President Obama indicated last Friday that he will sign the Homeowner Flood Insurance Affordability Act of 2013, which eases the earlier Biggert-Waters reforms and grants property owners a reprieve from a planned sharp increase in flood insurance premiums. The problem is that politicians have overruled the actuaries for years, setting National Flood Insurance Program premiums far too low. As a result, the NFIP is, well, actuarially insolvent. . . .

Read more about The Flood Insurance Affordability Act


Before purchasing a house to flip, make sure you don

Plumbing can be a flipper’s nightmare, because leaky or corroded pipes can cause problems that are not readily apparent to the eye, but become all to obvious when you start making modifications to the home. You can think you’re replacing some old tile, or redoing some drywall, and encounter a nightmare of leaky pipes, water damage, mildew and wet rot that was invisible when you inspected the property. . . .

Read more about Avoiding a House With Plumbing Problems
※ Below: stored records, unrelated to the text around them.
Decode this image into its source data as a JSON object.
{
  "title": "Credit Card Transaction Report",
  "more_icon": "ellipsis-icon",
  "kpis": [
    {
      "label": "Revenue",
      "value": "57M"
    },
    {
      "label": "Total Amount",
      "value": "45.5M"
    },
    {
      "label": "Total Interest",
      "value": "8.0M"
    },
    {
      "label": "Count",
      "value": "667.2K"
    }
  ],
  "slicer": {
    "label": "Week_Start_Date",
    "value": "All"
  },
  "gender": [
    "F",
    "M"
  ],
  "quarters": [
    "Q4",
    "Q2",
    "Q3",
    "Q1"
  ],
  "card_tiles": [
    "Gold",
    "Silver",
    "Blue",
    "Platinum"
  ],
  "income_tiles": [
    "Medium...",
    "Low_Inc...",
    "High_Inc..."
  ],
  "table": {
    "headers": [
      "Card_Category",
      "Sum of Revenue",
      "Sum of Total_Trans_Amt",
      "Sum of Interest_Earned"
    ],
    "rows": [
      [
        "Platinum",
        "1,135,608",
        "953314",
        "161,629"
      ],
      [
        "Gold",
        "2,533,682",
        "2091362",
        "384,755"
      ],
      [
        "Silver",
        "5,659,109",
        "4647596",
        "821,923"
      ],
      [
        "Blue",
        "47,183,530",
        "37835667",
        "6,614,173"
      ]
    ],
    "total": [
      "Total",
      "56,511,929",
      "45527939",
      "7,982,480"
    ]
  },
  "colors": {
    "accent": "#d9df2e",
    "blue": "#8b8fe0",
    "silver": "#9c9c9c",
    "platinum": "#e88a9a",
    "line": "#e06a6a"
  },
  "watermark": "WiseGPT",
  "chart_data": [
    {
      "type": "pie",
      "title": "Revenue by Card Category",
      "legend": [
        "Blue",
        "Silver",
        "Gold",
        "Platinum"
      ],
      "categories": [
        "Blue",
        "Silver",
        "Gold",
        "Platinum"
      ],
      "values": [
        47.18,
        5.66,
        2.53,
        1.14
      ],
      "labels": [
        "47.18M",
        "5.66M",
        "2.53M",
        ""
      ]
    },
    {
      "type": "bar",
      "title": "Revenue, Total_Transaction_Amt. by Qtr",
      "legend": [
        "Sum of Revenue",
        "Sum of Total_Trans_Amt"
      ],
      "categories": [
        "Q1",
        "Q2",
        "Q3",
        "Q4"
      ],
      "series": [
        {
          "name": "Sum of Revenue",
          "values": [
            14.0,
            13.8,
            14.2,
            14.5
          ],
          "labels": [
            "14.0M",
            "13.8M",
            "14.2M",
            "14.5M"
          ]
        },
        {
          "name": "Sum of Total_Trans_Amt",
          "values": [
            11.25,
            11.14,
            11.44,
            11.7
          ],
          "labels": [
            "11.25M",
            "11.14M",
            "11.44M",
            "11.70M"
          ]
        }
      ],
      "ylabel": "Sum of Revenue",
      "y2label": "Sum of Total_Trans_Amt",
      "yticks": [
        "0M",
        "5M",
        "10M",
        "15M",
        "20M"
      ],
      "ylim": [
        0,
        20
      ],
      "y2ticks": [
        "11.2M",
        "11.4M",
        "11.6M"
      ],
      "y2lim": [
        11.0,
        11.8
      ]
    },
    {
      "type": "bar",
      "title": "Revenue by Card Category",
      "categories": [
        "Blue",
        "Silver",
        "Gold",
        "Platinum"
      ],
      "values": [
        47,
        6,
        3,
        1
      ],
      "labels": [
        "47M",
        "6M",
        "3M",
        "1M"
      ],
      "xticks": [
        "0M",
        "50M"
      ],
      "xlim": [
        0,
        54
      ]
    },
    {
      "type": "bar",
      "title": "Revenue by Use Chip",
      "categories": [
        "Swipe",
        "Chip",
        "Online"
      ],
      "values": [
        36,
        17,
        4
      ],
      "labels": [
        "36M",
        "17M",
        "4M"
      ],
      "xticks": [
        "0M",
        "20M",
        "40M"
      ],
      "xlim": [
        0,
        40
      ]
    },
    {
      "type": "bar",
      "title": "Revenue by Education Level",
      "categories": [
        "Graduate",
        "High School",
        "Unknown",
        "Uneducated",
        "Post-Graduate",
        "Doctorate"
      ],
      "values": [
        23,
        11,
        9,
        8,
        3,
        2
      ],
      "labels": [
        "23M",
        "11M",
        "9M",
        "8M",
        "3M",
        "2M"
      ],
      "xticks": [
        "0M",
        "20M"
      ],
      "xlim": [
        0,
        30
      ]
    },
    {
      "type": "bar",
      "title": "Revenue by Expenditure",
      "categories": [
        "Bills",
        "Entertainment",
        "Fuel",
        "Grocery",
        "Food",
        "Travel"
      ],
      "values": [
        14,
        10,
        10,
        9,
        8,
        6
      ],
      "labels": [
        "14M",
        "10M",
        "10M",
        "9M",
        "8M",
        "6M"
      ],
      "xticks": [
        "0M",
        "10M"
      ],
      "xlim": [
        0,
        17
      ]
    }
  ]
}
The Tax Reform Act of 2014, a new bill recently introduced by Rep. Camp, would slash some tax benefits to homeownership through a series of rollbacks.

Last July, I warned that policymakers in Washington, increasingly desperate for revenue, were beginning to look hungrily at the home mortgage interest deduction. Indeed, I specifically pointed out to readers that Representative Dave Camp, (R-Michigan), and the chairman of the House Ways and Means Committee, was holding hearings collecting testimony designed to undermine the case for the home mortgage interest deduction. Camp is making his move. . . .

Read more about The Tax Reform Act of 2014


The Consumer Financial Protection Bureau has created a data aggregation website with easily accessible mortgage information

Don’t look now, but the federal government seems to have developed a website that actually works! The Consumer Financial Protection Bureau – the federal watchdog agency created under the Dodd-Frank financial reforms of 2010, has created a site that aggregates mortgage data nationwide and collects it in a series of well-executed infographics. . . .

Read more about The New Mortgage Data Website


Flipping houses to hipsters and millennials can mean working in areas of gentrification

You can make money flipping to hipsters and millennials – but not to just any hipster or millennial. The key is to get in front of a specific subset of them known as urban Bohemians, or the type of educated, affluent knowledge or creative worker that author David Brooks identified back in 2000 as bourgeois bohemians, or “bobos.” . . .

Read more about Flipping to Hipsters


Homeowners facing a short sale or foreclosure in 2014 could get a higher tax bill now that the Mortgage Debt Forgiveness Relief Act has expired

Hard as it seems to believe, struggling homeowners have had it easy for the last seven years in at least one way: The Mortgage Debt Forgiveness Relief Act gave anyone who got foreclosed on or short-sold their home a substantial tax break. Prior to 2007, the IRS considered forgiven debt as ordinary income to the debtor. The benefit of tax forgiveness was considered to be substantially the same as a cash benefit, and therefore the debtor was charged income tax . . .

Read more about The Expired Mortgage Debt Forgiveness Act